[About this task] Identify every line in the records below that contains the word "JSON", and reproduce each one.

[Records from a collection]
- Opening Delimiter -
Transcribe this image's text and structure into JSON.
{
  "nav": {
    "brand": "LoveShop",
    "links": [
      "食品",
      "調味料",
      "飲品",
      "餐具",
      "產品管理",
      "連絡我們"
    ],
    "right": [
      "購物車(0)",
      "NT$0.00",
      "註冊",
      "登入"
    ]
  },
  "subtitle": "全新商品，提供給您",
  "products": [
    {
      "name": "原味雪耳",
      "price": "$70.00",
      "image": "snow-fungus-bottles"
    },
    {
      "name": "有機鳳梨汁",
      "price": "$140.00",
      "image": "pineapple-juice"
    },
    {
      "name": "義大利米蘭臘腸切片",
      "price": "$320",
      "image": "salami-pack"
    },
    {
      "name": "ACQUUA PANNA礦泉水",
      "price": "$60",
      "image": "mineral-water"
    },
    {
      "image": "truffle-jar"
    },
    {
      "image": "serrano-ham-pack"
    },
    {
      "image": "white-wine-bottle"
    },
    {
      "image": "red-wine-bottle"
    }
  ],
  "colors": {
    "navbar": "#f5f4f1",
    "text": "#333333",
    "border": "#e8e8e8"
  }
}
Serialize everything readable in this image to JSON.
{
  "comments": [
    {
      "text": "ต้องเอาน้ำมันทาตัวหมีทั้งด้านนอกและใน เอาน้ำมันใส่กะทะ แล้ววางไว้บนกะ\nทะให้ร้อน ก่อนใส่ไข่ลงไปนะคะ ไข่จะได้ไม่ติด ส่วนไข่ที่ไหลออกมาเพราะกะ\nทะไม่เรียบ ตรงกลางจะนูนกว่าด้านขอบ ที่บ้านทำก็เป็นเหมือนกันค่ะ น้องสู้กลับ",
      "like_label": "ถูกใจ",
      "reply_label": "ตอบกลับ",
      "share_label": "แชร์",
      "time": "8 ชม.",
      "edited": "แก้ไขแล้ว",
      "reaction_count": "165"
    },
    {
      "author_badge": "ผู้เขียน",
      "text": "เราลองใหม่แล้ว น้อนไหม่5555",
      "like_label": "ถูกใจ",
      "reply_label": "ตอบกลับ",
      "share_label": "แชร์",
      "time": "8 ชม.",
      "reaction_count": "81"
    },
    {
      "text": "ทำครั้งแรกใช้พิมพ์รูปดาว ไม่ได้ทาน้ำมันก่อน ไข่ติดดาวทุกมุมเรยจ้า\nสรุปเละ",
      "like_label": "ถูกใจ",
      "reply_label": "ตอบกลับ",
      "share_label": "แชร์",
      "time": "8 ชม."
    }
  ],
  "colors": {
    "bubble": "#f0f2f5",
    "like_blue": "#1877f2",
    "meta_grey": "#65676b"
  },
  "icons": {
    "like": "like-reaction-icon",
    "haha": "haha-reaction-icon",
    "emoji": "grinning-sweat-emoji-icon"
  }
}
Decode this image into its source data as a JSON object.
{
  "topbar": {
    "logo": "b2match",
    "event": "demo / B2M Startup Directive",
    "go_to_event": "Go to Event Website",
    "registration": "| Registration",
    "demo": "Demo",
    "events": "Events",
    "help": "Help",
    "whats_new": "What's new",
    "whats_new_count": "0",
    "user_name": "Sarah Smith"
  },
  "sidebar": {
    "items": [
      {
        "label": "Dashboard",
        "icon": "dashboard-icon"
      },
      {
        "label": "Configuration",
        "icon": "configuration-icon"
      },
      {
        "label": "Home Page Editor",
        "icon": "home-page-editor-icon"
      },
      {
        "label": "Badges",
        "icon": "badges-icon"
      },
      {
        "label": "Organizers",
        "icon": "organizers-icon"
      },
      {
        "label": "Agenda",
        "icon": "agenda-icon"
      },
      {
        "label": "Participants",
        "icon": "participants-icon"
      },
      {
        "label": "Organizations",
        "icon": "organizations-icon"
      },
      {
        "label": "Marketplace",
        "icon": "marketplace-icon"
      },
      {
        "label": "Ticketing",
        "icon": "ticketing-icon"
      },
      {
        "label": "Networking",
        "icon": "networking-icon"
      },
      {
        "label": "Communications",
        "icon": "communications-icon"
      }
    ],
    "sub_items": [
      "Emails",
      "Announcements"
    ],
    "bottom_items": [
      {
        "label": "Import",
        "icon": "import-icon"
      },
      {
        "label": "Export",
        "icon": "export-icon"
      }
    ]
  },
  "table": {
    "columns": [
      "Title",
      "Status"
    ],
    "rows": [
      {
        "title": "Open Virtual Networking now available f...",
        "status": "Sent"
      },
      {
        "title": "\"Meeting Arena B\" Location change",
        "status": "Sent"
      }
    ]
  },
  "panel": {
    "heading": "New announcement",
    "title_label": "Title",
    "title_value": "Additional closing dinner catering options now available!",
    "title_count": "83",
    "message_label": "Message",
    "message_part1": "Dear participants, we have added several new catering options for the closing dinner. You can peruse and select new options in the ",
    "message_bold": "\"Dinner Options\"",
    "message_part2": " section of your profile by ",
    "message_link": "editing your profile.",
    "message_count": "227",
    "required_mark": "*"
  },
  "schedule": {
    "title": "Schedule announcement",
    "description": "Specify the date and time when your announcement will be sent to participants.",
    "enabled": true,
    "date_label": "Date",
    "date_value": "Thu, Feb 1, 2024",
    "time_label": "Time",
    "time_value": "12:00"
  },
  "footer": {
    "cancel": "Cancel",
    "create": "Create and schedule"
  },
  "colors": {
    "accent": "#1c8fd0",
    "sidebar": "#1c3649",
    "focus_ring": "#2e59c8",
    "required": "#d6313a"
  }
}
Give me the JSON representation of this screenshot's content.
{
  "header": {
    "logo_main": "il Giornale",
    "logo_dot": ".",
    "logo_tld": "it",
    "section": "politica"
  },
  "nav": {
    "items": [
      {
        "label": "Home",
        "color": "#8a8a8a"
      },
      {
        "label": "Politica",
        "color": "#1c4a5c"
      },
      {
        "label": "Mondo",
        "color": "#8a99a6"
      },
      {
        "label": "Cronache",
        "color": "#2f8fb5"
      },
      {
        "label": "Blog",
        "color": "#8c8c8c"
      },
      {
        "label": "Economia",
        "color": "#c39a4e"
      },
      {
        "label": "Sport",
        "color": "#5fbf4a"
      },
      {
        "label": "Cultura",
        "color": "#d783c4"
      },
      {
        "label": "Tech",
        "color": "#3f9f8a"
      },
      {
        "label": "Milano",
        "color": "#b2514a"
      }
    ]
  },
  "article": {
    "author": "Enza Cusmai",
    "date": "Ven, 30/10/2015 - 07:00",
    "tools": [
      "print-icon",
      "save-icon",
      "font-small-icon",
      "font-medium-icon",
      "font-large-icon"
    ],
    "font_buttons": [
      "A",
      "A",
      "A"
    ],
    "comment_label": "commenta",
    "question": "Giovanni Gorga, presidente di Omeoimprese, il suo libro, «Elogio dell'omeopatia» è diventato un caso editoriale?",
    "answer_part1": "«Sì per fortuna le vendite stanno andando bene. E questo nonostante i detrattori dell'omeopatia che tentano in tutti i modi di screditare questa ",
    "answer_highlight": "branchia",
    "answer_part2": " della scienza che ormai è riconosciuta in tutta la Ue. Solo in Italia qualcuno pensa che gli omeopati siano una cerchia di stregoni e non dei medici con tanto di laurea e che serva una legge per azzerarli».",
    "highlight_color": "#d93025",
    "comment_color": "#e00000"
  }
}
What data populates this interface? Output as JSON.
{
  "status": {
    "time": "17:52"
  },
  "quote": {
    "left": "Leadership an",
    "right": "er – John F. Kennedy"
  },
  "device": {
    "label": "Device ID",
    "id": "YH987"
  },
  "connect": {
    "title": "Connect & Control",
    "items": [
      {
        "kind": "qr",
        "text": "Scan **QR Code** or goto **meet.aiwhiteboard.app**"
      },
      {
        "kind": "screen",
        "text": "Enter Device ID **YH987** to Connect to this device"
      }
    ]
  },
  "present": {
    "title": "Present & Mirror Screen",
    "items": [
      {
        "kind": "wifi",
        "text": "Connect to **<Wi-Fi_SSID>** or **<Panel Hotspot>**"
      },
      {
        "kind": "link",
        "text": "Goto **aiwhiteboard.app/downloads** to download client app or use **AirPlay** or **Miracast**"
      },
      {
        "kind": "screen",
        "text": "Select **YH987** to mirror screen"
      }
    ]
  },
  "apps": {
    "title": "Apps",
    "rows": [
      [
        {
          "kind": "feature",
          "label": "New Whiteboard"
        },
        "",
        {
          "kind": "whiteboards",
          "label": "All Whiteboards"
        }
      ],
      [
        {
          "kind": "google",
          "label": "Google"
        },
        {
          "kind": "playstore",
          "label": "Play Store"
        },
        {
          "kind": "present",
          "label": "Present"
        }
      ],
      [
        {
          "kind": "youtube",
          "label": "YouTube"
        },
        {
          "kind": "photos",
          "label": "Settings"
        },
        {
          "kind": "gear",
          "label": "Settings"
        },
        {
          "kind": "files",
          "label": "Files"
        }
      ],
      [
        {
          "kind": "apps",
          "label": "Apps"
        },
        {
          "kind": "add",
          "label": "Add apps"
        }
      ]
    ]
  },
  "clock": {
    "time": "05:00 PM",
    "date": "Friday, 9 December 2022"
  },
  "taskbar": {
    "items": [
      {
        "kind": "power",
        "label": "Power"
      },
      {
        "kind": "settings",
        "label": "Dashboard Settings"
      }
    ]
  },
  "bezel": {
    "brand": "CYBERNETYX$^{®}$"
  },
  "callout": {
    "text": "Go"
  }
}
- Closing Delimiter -
[Exercise response]
Transcribe this image's text and structure into JSON.
Serialize everything readable in this image to JSON.
Decode this image into its source data as a JSON object.
Give me the JSON representation of this screenshot's content.
What data populates this interface? Output as JSON.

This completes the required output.